Canada 2008 - the Montreal pit-lane debacle 12 Jun 2010
As the paddock returns to Montreal for this weekends Canadian Grand Prix, two Formula One stars - and one former driver now busy rallying - will be trying to shake off a memory from when they were last racing on the citys Ile Notre Dame, back in June 2008.
For that trio - and most on the sidelines - the sight of three battered and bruised cars embarrassingly wedged together at the end of the Circuit Gilles Villeneuve pit lane one that will forever be hard to forget.
Nineteen laps previously McLarens Lewis Hamilton had expertly sprung from his pole position into the lead of the race, leaving second-on-the-grid Robert Kubica in his BMW Sauber to fend off the encroaching Ferrari Kimi Raikkonen. On Lap 17, however, the safety car was deployed so marshals could clear away Adrian Sutils Force India, which had succumbed to gearbox problems.
In a blink, Hamiltons lead was neutralised and as the first round of pit stops got underway, he, Kubica and Raikkonen pulled into the pits simultaneously. McLaren decided to go heavy with fuel, and after Hamiltons longer stop, he swept out of his pit box behind Raikkonen and Kubica, who were at that moment embroiled in a battle for P1 down the pit lane.
Soon after, however, disaster struck. Focusing no doubt on how to regain the lead over the next few laps, Hamilton didnt notice that both Kubica and Raikkonen had stopped for a red light at the pit exit. As his McLaren headed back on track, he realised too late and his car ran right into the back of the Finns Ferrari.

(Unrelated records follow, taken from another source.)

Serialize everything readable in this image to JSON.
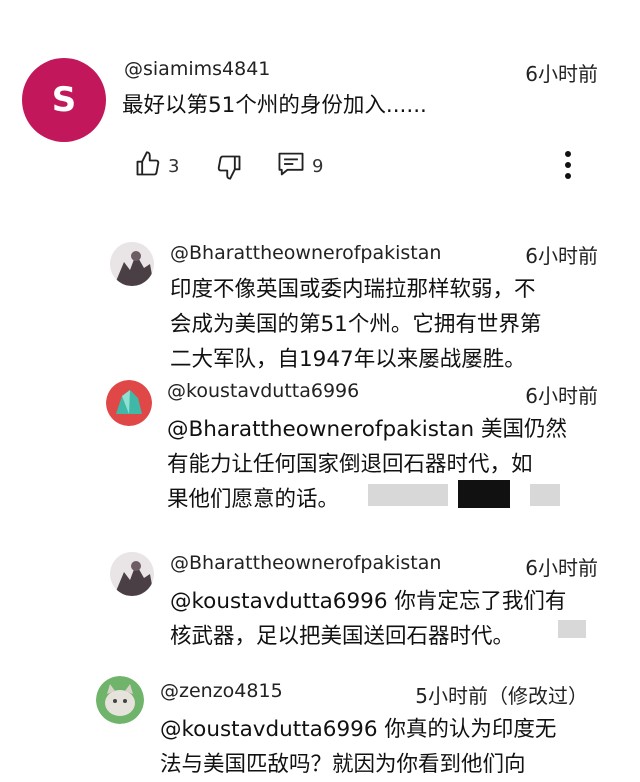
{
  "main_comment": {
    "avatar_letter": "S",
    "avatar_color": "#c2185b",
    "handle": "@siamims4841",
    "time": "6小时前",
    "text": "最好以第51个州的身份加入......",
    "likes": "3",
    "replies": "9"
  },
  "replies": [
    {
      "handle": "@Bharattheownerofpakistan",
      "time": "6小时前",
      "lines": [
        "印度不像英国或委内瑞拉那样软弱，不",
        "会成为美国的第51个州。它拥有世界第",
        "二大军队，自1947年以来屡战屡胜。"
      ]
    },
    {
      "handle": "@koustavdutta6996",
      "time": "6小时前",
      "lines": [
        "@Bharattheownerofpakistan 美国仍然",
        "有能力让任何国家倒退回石器时代，如",
        "果他们愿意的话。"
      ]
    },
    {
      "handle": "@Bharattheownerofpakistan",
      "time": "6小时前",
      "lines": [
        "@koustavdutta6996 你肯定忘了我们有",
        "核武器，足以把美国送回石器时代。"
      ]
    },
    {
      "handle": "@zenzo4815",
      "time": "5小时前（修改过）",
      "lines": [
        "@koustavdutta6996 你真的认为印度无",
        "法与美国匹敌吗？就因为你看到他们向"
      ]
    }
  ],
  "colors": {
    "accent": "#c2185b",
    "text": "#111111"
  },
  "icons": [
    "thumbs-up-icon",
    "thumbs-down-icon",
    "comment-icon",
    "more-vert-icon"
  ]
}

The resulting damage was enough to rule them both out of the race, but was then compounded by the Williams of Nico Rosberg subsequently piling into the rear of Hamiltons MP4-24. Although Rosberg was able to rejoin the race, pitting for a new nose a lap later, his promising fourth-place position was to become a disappointing 10th-place finish. All that was left for Raikkonen and Hamilton to do was to heatedly discuss what had happened, and look dejectedly at their ruined cars.
In the post-race aftermath, Hamilton couldnt hide his despair: "Before my pit stop, everything looked on course for the perfect result: we were so quick, we were breezing it in fact. It wasn't a great pit stop - and, as I exited the box, I saw two cars jostling for position ahead of me in the pit lane. Obviously, I didn't want to get involved in their tussle, and was trying not to do so, and then all of a sudden they stopped. And by the time they'd come to a halt, it was too late for me to avoid them.
A resentful Raikkonen, however, was less understanding. "There's not much I can say, he said. My race was ruined by Hamilton's mistake. Obviously, anyone can make mistakes, but it's one thing to make a mistake at 200 mph but another to hit a car stopped at a red light. I am not angry because that doesn't achieve anything and does not change my result! I am unhappy, because I had a great chance of winning.
In stark contrast to the misery of Raikkonen and Hamilton, Kubica was over the moon. After narrowly avoiding the same fate as the Finn, the BMW Sauber driver cruised to the finish line to clinch the teams, his own, and his home country of Polands maiden Formula One win. With team mate Nick Heidfeld joining him on the podium in second and with a four-point lead in the championship secured, there was much to celebrate.
I'm very happy at having won the first race for BMW Sauber, Kubica exclaimed. I'm also happy for Poland and all my fans. I stopped at the exit because the light was still red. Kimi stopped beside me, and then I heard the noise when Hamilton crashed into his car. I have to be grateful to Lewis as he chose Kimi and not myself. But it all worked out and I'm just happy!"
The aftermath for Hamilton - and indeed for Rosberg - was less rosy. Following a stewards investigation, the duo were both handed 10-place grid penalties for the next round. For both, and for Raikkonen, it remains a weekend to forget.